Guessed HINDUS (16A: Diwali revelers) correctly, but had No Clue about MALAYALAM (29D: Language of India with a palindromic name); got the first three letters and was happy to be able to fill in the last three letters as a result. APPLETON (30D: Home of Lawrence University)? Whatever. Had DESK KIT for DESK SET (31D: Accessories for a secretary), then wondered how in the world a hula hoop could be a GYRATI - 52A: Hula-hoop, say (gyrate). Is HAYES Rutherford B. HAYES (49A: Profile on a 19¢ stamp)? ANDES seems to vague an answer to 18A: Home of the Cotopaxi volcano - it's a big mountain range! As someone who has written Many a Footnote in his day, it took me a surprisingly long time to get 21A: Abbr. after an author's name, maybe (ibid.).

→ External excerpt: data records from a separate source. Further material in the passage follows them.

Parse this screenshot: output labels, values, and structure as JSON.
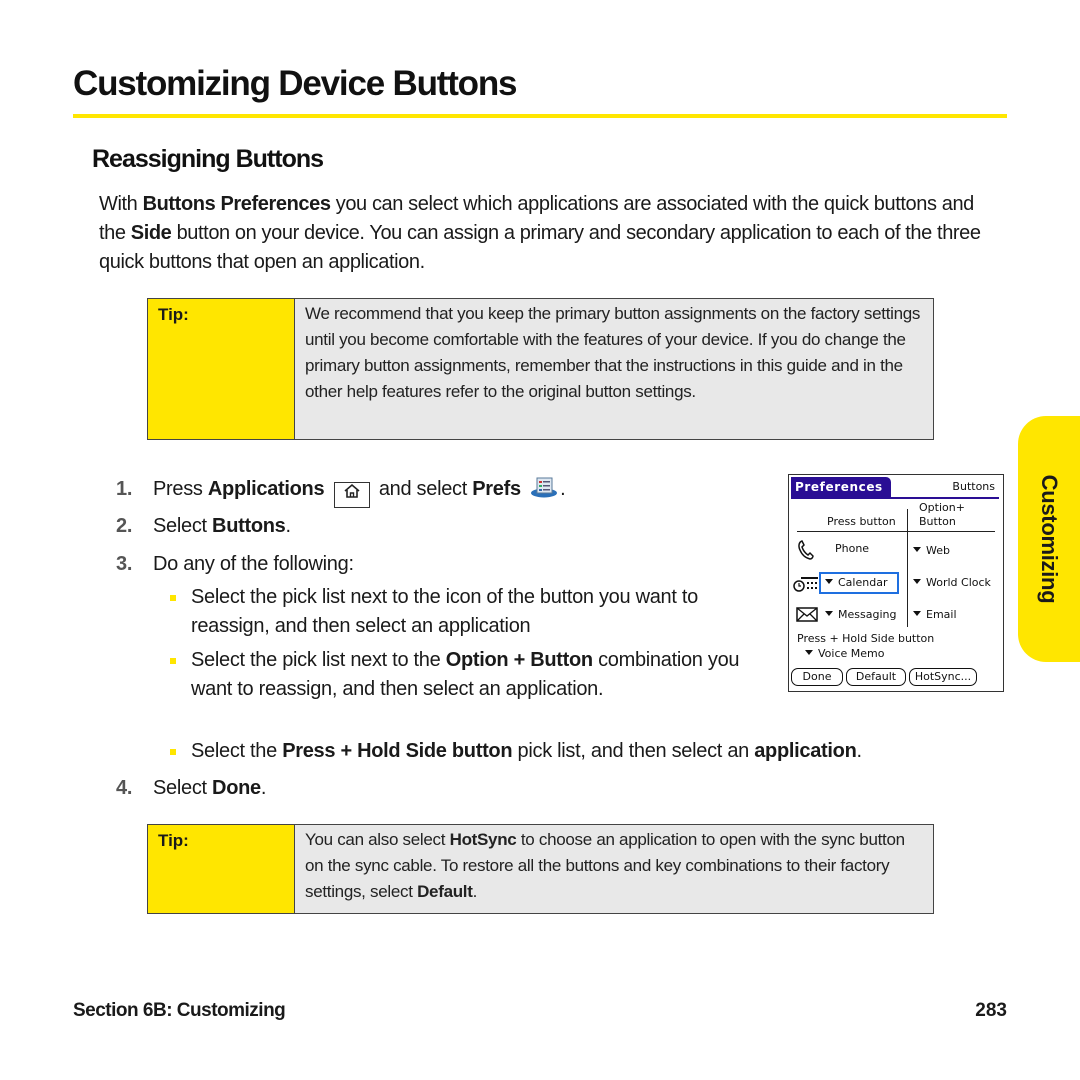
{
  "page": {
    "title": "Customizing Device Buttons",
    "section_heading": "Reassigning Buttons",
    "accent_color": "#ffe600"
  },
  "intro": {
    "p1": "With ",
    "b1": "Buttons Preferences",
    "p2": " you can select which applications are associated with the quick buttons and the ",
    "b2": "Side",
    "p3": " button on your device. You can assign a primary and secondary application to each of the three quick buttons that open an application."
  },
  "tip1": {
    "label": "Tip:",
    "text": "We recommend that you keep the primary button assignments on the factory settings until you become comfortable with the features of your device. If you do change the primary button assignments, remember that the instructions in this guide and in the other help features refer to the original button settings."
  },
  "steps": [
    {
      "num": "1.",
      "pre": "Press ",
      "b1": "Applications",
      "mid": " and select ",
      "b2": "Prefs",
      "post": ".",
      "icon1": "home-key-icon",
      "icon2": "prefs-app-icon"
    },
    {
      "num": "2.",
      "pre": "Select ",
      "b1": "Buttons",
      "post": "."
    },
    {
      "num": "3.",
      "pre": "Do any of the following:"
    },
    {
      "num": "4.",
      "pre": "Select ",
      "b1": "Done",
      "post": "."
    }
  ],
  "bullets": [
    {
      "text": "Select the pick list next to the icon of the button you want to reassign, and then select an application"
    },
    {
      "pre": "Select the pick list next to the ",
      "b1": "Option + Button",
      "post": " combination you want to reassign, and then select an application."
    },
    {
      "pre": "Select the ",
      "b1": "Press + Hold Side button",
      "mid": " pick list, and then select an ",
      "b2": "application",
      "post": "."
    }
  ],
  "palm_screen": {
    "title": "Preferences",
    "panel": "Buttons",
    "col1_header": "Press button",
    "col2_header_l1": "Option+",
    "col2_header_l2": "Button",
    "rows": [
      {
        "icon": "phone-icon",
        "primary": "Phone",
        "secondary": "Web"
      },
      {
        "icon": "calendar-icon",
        "primary": "Calendar",
        "secondary": "World Clock"
      },
      {
        "icon": "messaging-icon",
        "primary": "Messaging",
        "secondary": "Email"
      }
    ],
    "side_label": "Press + Hold Side button",
    "side_value": "Voice Memo",
    "buttons": [
      "Done",
      "Default",
      "HotSync..."
    ]
  },
  "tip2": {
    "label": "Tip:",
    "p1": "You can also select ",
    "b1": "HotSync",
    "p2": " to choose an application to open with the sync button on the sync cable. To restore all the buttons and key combinations to their factory settings, select ",
    "b2": "Default",
    "p3": "."
  },
  "side_tab": {
    "label": "Customizing"
  },
  "footer": {
    "section": "Section 6B: Customizing",
    "page_number": "283"
  }
}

Bottom half of the puzzle was far more tractable, though I had ANTEDATE for ANTECEDE (33D: Go ahead of), PLUSH for PILED (46D: Like 1-Across), CAGIER for WARIER (43D: Like someone who's been fooled before) - which caused me to entertain CALK ("shouldn't there be a 'U' in that?") for WALK (43A: Cement layer's work) - and my favorite mistake, RENO for OREM (45D: Self-styled "Family City U.S.A."). The gimme-ness of 55A: _____ diet, food plan emphasizing olive oil, fish, fruit, vegetables and red wine (Mediterranean) almost made up for the CHARLOTTE AMALIE fiasco up top. DESERT STORM (56A: Gulf war offensive) was a cake walk too. URIC ACID (50A: Major component of kidney stones) does not pass the breakfast table test for me, though neither does "Wickiup" - which wins the award for most made-up-sounding word in a clue this year: 44D: Wickiup, for one (hut). Thought it might have something to do with Wikipedia. No. All in all, it feels a little bit like I ATE DIRT (38D: Accepted bad treatment), but I have no business complaining too much about a wicked Friday when I whined so much about easy puzzles all week long. Touché, puzzle. You win this round. See you tomorrow.
Signed, Rex Parker, King of CrossWorld